This section is from the book "Practical Dietetics With Special Reference To Diet In Disease", by William Gilman Thompson. Also available from Amazon: Practical Dietetics with Special Reference to Diet in Disease.
"Take one quart of sweet milk or milk and water, one heaping teaspoonful of good butter, one fifth of a cake of compressed yeast beaten up with a little water, and two eggs well beaten. Stir in gluten flour until a soft dough is formed, knead as in making ordinary bread, put in pans to raise, and when light bake in a hot oven".
Protene Diabetic Bread, made in England by the Protene Company, has its basis in casein, and is said by Robert Hutchison to be "entirely free from carbohydrate." It may be toasted with advantage to taste.
Liebig proposed to prepare bread for diabetics by pouring a malt infusion over thinly sliced wheaten bread. The sugar which is thus formed is washed away, and the gluten residue may be eaten.
It is very difficult to obtain a reliable gluten flour. Much that is sold in open market contains more starch than wheaten bread - it may hold 60 or 70 per cent (Harrington and Professor Leeds).
The gluten flour obtained in the market in London or Paris contains about 15 per cent of starch, whereas that sold in the United States frequently has two or three times as much.
In 1903 the New Hampshire State Board of Health reported that of thirteen samples of "diabetic" and "gluten " flours, seven contained nearly the average starch percentage of ordinary wheaten flour, and only two were almost free from it.
Tyson, who has investigated the matter thoroughly, states that the gluten breads made by Theodore Metcalf, of Boston, and the Sanitarium Food Company of Battle Creek, Michigan, contain less starch than other American preparations. Pavy recommends a gluten bread and biscuit made by Bouthrou. A wholly starch-free flour does not exist.
James Stewart gives the following test for starch to be applied to gluten flour: A little of the flour is shaken well with boiling water, and cooled. A few drops are then added of an aqueous solution of iodine and potassium iodide (Gram's solution). If starch be present, a decided blue colour develops.

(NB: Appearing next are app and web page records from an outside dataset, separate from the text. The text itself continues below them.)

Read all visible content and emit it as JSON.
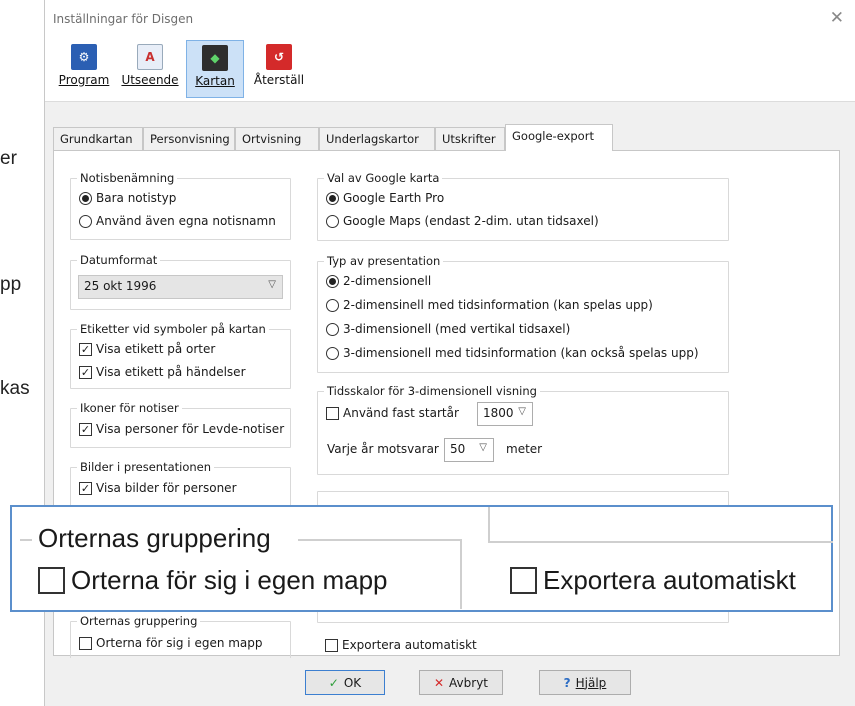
{
  "background_fragments": [
    "er",
    "pp",
    "kas"
  ],
  "window": {
    "title": "Inställningar för Disgen",
    "close_glyph": "✕"
  },
  "toolbar": [
    {
      "label": "Program",
      "icon": "gears-icon",
      "glyph": "⚙",
      "color": "#2b5fb3"
    },
    {
      "label": "Utseende",
      "icon": "appearance-icon",
      "glyph": "A",
      "color": "#c83030"
    },
    {
      "label": "Kartan",
      "icon": "map-icon",
      "glyph": "◆",
      "color": "#1e8a3a",
      "active": true
    },
    {
      "label": "Återställ",
      "icon": "reset-icon",
      "glyph": "↺",
      "color": "#d42a2a"
    }
  ],
  "tabs": [
    "Grundkartan",
    "Personvisning",
    "Ortvisning",
    "Underlagskartor",
    "Utskrifter",
    "Google-export"
  ],
  "selected_tab": "Google-export",
  "groups": {
    "notis": {
      "title": "Notisbenämning",
      "options": [
        "Bara notistyp",
        "Använd även egna notisnamn"
      ],
      "selected": 0
    },
    "datum": {
      "title": "Datumformat",
      "value": "25 okt 1996"
    },
    "etiketter": {
      "title": "Etiketter vid symboler på kartan",
      "options": [
        "Visa etikett på orter",
        "Visa etikett på händelser"
      ]
    },
    "ikoner": {
      "title": "Ikoner för notiser",
      "options": [
        "Visa personer för Levde-notiser"
      ]
    },
    "bilder": {
      "title": "Bilder i presentationen",
      "options": [
        "Visa bilder för personer"
      ]
    },
    "google_map": {
      "title": "Val av Google karta",
      "options": [
        "Google Earth Pro",
        "Google Maps (endast 2-dim. utan tidsaxel)"
      ],
      "selected": 0
    },
    "presentation": {
      "title": "Typ av presentation",
      "options": [
        "2-dimensionell",
        "2-dimensinell med tidsinformation (kan spelas upp)",
        "3-dimensionell (med vertikal tidsaxel)",
        "3-dimensionell med tidsinformation (kan också spelas upp)"
      ],
      "selected": 0
    },
    "tidsskalor": {
      "title": "Tidsskalor för 3-dimensionell visning",
      "fixed_label": "Använd fast startår",
      "fixed_year": "1800",
      "scale_label": "Varje år motsvarar",
      "scale_value": "50",
      "unit": "meter"
    },
    "orternas": {
      "title": "Orternas gruppering",
      "option": "Orterna för sig i egen mapp"
    },
    "export_auto": "Exportera automatiskt"
  },
  "zoom_callout": {
    "title": "Orternas gruppering",
    "option_left": "Orterna för sig i egen mapp",
    "option_right": "Exportera automatiskt"
  },
  "buttons": {
    "ok": "OK",
    "cancel": "Avbryt",
    "help": "Hjälp"
  }
}
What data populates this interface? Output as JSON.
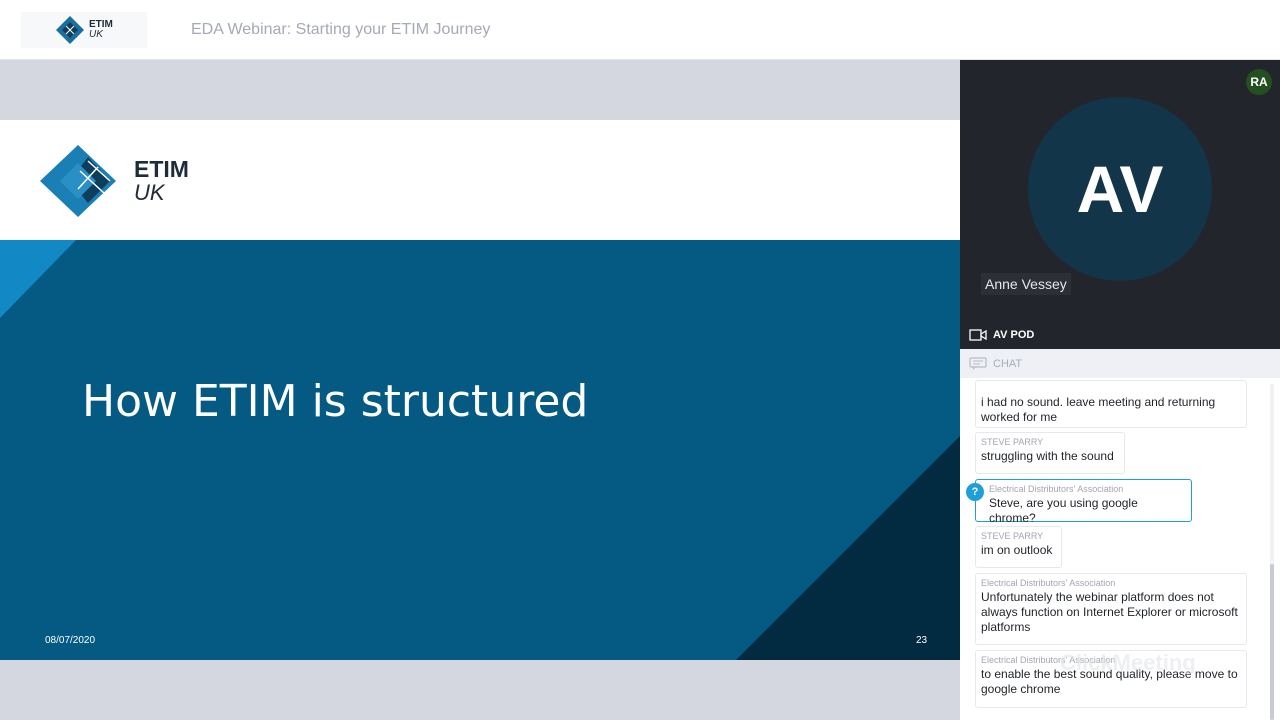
{
  "header": {
    "logo": {
      "line1": "ETIM",
      "line2": "UK"
    },
    "title": "EDA Webinar: Starting your ETIM Journey"
  },
  "slide": {
    "logo": {
      "line1": "ETIM",
      "line2": "UK"
    },
    "heading": "How ETIM is structured",
    "date": "08/07/2020",
    "page_number": "23",
    "colors": {
      "body": "#045a82",
      "accent": "#1288c4",
      "dark": "#022b41"
    }
  },
  "video": {
    "avatar_initials": "AV",
    "participant_name": "Anne Vessey",
    "self_badge": "RA"
  },
  "pods": {
    "av_pod_label": "AV POD",
    "chat_label": "CHAT"
  },
  "chat": {
    "messages": [
      {
        "author": "",
        "text": "i had no sound. leave meeting and returning worked for me"
      },
      {
        "author": "STEVE PARRY",
        "text": "struggling with the sound"
      },
      {
        "author": "Electrical Distributors' Association",
        "text": "Steve, are you using google chrome?",
        "question": true
      },
      {
        "author": "STEVE PARRY",
        "text": "im on outlook"
      },
      {
        "author": "Electrical Distributors' Association",
        "text": "Unfortunately the webinar platform does not always function on Internet Explorer or microsoft platforms"
      },
      {
        "author": "Electrical Distributors' Association",
        "text": "to enable the best sound quality, please move to google chrome"
      }
    ],
    "question_icon": "?",
    "watermark": "ClickMeeting"
  }
}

Dujardin-Beaumetz declares that gluten bread contains more than three times as much sugar-forming material as potatoes, and hence he prescribes the latter instead.
Van Abbott recommends the use of gluten macaroni, gluten vermicelli, and gluten semolina, which can be made into puddings without sugar.
Fromentine is another form of diabetic flour made from wheat germs. They contain less starch than mature wheat, but hold an oil which is purgative and which prevents proper panification, and causes the bread to sour easily.
Poluboskos is another form of flour said to contain a minimum of starch.
The use of bran bread was first suggested by Prout, but, like gluten bread, it is apt to contain a good deal of starch, and in addition tough cellulose, which is of little nutrient value and which may prove irritating to the mucous membrane and alimentary canal, causing diarrhoea. It is, moreover, somewhat tasteless, and patients quickly tire of it. Bran bread cakes may be purchased prepared expressly for the use of diabetics. They are made according to Dr. Camplin's receipt, as follows: